Shyamadas Mallick born during the colonial regime remembers his childhood days and that era vividly when he writes .This lends a unique taste and strength to his writing not generally tried at modern times. This creative past is felt in the first book of his Kali trilogy, titled The Days of Rolling Weeds and Nights of Fireflies, to which, the present title, The Whistle and The Hummingbirds is a sequel. He has a Masters in English literature with a background of All India Service. His words are born out of his experience and emotion with relation to the past and the present. The author, in both the books, is as humorous as, the situations are hilarious.
Kali, the Whistle, in the story,
never liked the idea of using his whistle as a means to call his colleagues
literally or symbolically. He always acted on his own, trying hard to resist
the existing subculture in the service he joined. This produced many
difficulties for him. In his subconscious mind he presumed that the whistle had
a more significant role to play than merely calling for help. But could Kali
really resist the subculture in the end or fall victim to it? The whistle in

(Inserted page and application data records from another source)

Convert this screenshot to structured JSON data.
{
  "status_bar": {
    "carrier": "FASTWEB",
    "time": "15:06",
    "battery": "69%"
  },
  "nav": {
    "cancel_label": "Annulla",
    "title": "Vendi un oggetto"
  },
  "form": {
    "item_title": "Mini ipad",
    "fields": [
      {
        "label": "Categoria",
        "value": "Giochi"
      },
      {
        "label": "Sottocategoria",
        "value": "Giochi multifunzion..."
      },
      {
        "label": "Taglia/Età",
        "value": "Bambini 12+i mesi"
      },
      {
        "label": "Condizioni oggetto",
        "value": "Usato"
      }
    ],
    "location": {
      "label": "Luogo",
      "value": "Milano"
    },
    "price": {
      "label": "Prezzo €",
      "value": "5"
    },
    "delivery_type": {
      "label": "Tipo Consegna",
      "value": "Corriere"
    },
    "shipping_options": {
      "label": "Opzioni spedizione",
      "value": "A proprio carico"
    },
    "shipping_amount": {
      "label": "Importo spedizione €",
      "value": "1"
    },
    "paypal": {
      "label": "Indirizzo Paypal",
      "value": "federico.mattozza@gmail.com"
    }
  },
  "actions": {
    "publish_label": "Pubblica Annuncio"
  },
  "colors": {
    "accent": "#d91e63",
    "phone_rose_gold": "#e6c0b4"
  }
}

the story represents police of that era and the hummingbirds, the political
psyche of the ruling people. ...